**Task inputs**.

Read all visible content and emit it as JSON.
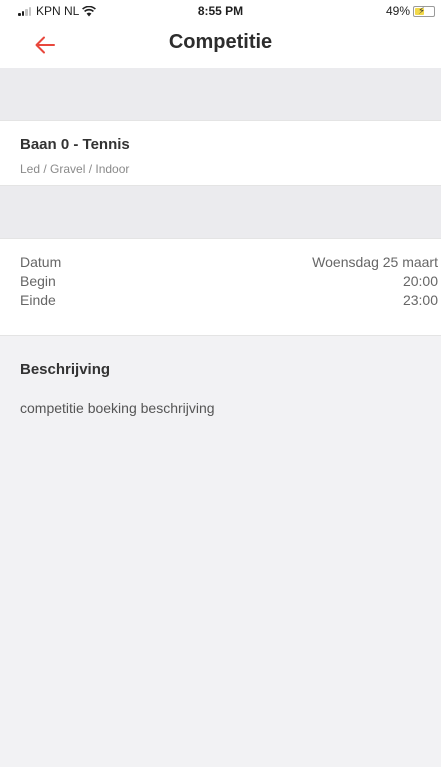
{
  "status_bar": {
    "carrier": "KPN NL",
    "time": "8:55 PM",
    "battery_percent": "49%",
    "battery_level": 0.49,
    "battery_color": "#f2d94a"
  },
  "header": {
    "title": "Competitie",
    "back_icon": "arrow-left-icon",
    "accent_color": "#e8473c"
  },
  "court": {
    "name": "Baan 0 - Tennis",
    "details": "Led / Gravel / Indoor"
  },
  "booking": {
    "rows": [
      {
        "label": "Datum",
        "value": "Woensdag 25 maart"
      },
      {
        "label": "Begin",
        "value": "20:00"
      },
      {
        "label": "Einde",
        "value": "23:00"
      }
    ]
  },
  "description": {
    "title": "Beschrijving",
    "text": "competitie boeking beschrijving"
  }
}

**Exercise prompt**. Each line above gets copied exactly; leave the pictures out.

**Solution for this exercise**.
Read all visible content and emit it as JSON.
{
  "status_bar": {
    "carrier": "KPN NL",
    "time": "8:55 PM",
    "battery_percent": "49%",
    "battery_level": 0.49,
    "battery_color": "#f2d94a"
  },
  "header": {
    "title": "Competitie",
    "back_icon": "arrow-left-icon",
    "accent_color": "#e8473c"
  },
  "court": {
    "name": "Baan 0 - Tennis",
    "details": "Led / Gravel / Indoor"
  },
  "booking": {
    "rows": [
      {
        "label": "Datum",
        "value": "Woensdag 25 maart"
      },
      {
        "label": "Begin",
        "value": "20:00"
      },
      {
        "label": "Einde",
        "value": "23:00"
      }
    ]
  },
  "description": {
    "title": "Beschrijving",
    "text": "competitie boeking beschrijving"
  }
}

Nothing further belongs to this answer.